INFORMATION SUPPLIED:
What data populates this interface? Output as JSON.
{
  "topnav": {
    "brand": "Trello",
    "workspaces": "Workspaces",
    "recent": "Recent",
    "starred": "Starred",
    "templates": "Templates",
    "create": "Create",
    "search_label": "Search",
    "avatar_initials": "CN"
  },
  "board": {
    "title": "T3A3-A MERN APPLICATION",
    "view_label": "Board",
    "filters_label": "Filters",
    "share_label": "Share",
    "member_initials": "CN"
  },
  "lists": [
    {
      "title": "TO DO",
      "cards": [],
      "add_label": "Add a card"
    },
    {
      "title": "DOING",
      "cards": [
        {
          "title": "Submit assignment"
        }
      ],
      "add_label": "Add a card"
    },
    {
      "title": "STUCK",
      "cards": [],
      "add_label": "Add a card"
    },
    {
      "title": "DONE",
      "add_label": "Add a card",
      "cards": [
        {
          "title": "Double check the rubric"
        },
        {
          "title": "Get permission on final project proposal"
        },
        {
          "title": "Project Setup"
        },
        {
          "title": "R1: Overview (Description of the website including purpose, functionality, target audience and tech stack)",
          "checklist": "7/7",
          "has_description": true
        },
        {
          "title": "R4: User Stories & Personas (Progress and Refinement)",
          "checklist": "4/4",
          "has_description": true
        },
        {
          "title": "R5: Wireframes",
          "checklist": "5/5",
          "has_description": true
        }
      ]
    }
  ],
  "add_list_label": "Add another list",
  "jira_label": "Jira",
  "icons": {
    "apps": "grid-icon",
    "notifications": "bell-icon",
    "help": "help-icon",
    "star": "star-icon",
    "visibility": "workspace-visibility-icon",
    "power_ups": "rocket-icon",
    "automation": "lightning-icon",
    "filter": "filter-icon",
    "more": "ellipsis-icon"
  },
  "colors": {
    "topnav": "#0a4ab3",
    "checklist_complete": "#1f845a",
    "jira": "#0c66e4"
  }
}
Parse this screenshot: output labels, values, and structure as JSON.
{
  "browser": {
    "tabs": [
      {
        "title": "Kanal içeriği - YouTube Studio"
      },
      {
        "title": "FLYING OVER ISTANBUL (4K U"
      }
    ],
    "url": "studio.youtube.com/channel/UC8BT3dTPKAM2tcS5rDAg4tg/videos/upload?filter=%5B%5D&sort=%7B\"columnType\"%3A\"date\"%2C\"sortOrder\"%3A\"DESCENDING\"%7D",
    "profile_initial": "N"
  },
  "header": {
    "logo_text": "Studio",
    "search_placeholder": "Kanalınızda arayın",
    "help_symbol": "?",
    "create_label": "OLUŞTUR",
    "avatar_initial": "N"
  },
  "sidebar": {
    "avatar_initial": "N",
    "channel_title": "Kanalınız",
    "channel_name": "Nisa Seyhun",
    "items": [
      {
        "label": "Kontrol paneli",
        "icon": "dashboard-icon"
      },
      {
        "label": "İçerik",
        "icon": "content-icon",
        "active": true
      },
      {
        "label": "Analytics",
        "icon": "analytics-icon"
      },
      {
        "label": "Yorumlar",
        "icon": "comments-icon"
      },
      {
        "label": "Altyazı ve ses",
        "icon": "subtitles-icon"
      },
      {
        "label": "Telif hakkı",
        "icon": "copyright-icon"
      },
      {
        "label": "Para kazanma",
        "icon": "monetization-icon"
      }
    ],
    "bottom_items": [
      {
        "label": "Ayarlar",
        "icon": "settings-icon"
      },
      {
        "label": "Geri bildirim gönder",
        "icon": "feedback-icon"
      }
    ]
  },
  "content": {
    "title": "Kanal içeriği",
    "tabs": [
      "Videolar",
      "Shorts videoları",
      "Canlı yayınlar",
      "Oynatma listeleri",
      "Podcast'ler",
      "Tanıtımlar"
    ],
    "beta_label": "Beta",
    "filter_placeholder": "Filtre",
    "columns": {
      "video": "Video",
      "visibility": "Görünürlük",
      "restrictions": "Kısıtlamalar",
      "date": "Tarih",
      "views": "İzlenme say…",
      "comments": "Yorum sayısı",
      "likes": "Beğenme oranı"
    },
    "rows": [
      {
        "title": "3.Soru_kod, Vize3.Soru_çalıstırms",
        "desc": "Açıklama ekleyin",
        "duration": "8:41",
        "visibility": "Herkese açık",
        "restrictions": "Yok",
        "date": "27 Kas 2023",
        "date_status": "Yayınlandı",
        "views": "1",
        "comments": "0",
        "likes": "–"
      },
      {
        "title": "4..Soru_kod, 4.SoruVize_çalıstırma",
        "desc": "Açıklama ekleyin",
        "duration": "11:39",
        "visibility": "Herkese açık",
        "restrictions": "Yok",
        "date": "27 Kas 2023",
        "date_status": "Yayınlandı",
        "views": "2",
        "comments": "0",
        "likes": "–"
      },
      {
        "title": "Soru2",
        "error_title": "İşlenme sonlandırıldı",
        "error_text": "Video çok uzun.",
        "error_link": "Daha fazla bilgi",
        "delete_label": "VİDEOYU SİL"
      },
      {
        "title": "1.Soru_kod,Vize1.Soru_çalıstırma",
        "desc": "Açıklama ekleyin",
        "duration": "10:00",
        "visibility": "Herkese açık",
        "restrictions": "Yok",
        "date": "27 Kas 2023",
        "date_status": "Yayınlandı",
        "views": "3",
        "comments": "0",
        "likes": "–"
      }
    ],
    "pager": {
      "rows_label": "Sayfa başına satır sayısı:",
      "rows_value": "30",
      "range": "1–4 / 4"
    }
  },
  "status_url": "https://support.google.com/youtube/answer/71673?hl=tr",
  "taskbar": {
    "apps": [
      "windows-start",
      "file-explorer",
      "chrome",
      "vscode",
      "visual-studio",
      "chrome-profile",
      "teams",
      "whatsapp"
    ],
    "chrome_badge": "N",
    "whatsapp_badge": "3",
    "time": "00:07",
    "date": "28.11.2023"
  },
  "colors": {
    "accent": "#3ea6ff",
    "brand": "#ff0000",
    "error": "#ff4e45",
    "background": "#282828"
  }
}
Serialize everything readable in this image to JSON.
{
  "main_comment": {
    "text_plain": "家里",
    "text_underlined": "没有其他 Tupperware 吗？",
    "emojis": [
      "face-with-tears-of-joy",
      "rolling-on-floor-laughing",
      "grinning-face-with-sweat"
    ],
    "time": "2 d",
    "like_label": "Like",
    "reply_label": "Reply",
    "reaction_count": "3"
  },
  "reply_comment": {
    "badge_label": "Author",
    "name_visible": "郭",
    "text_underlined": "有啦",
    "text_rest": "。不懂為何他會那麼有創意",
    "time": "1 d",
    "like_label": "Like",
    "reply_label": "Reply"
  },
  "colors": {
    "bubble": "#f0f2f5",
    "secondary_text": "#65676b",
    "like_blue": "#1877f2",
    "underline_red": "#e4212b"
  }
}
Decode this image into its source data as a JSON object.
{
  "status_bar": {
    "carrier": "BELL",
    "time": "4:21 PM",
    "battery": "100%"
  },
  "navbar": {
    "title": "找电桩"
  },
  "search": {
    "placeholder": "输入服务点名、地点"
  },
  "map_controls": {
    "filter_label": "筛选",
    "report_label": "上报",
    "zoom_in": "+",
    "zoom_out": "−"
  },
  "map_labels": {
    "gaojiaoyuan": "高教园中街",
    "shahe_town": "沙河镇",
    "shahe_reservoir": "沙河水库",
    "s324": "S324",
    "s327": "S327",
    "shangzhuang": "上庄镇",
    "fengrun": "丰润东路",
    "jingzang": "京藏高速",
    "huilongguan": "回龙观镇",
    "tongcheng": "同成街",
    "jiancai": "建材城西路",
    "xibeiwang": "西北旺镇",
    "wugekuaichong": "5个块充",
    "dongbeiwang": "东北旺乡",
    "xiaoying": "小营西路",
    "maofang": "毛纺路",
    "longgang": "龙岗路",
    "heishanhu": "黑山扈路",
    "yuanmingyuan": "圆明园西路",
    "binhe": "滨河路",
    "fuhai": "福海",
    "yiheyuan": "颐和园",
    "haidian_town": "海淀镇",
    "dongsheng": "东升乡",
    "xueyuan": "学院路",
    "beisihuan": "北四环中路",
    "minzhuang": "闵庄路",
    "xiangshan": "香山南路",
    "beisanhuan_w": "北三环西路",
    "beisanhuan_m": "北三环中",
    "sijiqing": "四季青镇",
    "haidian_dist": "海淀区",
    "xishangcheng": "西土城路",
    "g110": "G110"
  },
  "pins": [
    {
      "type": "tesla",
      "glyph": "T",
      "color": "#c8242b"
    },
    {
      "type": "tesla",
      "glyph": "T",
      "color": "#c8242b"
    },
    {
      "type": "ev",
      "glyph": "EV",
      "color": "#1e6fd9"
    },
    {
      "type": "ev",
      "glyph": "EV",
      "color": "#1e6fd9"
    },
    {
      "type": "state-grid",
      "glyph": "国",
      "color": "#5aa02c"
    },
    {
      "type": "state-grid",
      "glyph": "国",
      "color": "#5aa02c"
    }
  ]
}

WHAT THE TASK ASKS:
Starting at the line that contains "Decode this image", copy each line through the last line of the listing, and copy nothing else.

RESULT BELOW:
Decode this image into its source data as a JSON object.
{
  "status_bar": {
    "carrier": "BELL",
    "time": "4:21 PM",
    "battery": "100%"
  },
  "navbar": {
    "title": "找电桩"
  },
  "search": {
    "placeholder": "输入服务点名、地点"
  },
  "map_controls": {
    "filter_label": "筛选",
    "report_label": "上报",
    "zoom_in": "+",
    "zoom_out": "−"
  },
  "map_labels": {
    "gaojiaoyuan": "高教园中街",
    "shahe_town": "沙河镇",
    "shahe_reservoir": "沙河水库",
    "s324": "S324",
    "s327": "S327",
    "shangzhuang": "上庄镇",
    "fengrun": "丰润东路",
    "jingzang": "京藏高速",
    "huilongguan": "回龙观镇",
    "tongcheng": "同成街",
    "jiancai": "建材城西路",
    "xibeiwang": "西北旺镇",
    "wugekuaichong": "5个块充",
    "dongbeiwang": "东北旺乡",
    "xiaoying": "小营西路",
    "maofang": "毛纺路",
    "longgang": "龙岗路",
    "heishanhu": "黑山扈路",
    "yuanmingyuan": "圆明园西路",
    "binhe": "滨河路",
    "fuhai": "福海",
    "yiheyuan": "颐和园",
    "haidian_town": "海淀镇",
    "dongsheng": "东升乡",
    "xueyuan": "学院路",
    "beisihuan": "北四环中路",
    "minzhuang": "闵庄路",
    "xiangshan": "香山南路",
    "beisanhuan_w": "北三环西路",
    "beisanhuan_m": "北三环中",
    "sijiqing": "四季青镇",
    "haidian_dist": "海淀区",
    "xishangcheng": "西土城路",
    "g110": "G110"
  },
  "pins": [
    {
      "type": "tesla",
      "glyph": "T",
      "color": "#c8242b"
    },
    {
      "type": "tesla",
      "glyph": "T",
      "color": "#c8242b"
    },
    {
      "type": "ev",
      "glyph": "EV",
      "color": "#1e6fd9"
    },
    {
      "type": "ev",
      "glyph": "EV",
      "color": "#1e6fd9"
    },
    {
      "type": "state-grid",
      "glyph": "国",
      "color": "#5aa02c"
    },
    {
      "type": "state-grid",
      "glyph": "国",
      "color": "#5aa02c"
    }
  ]
}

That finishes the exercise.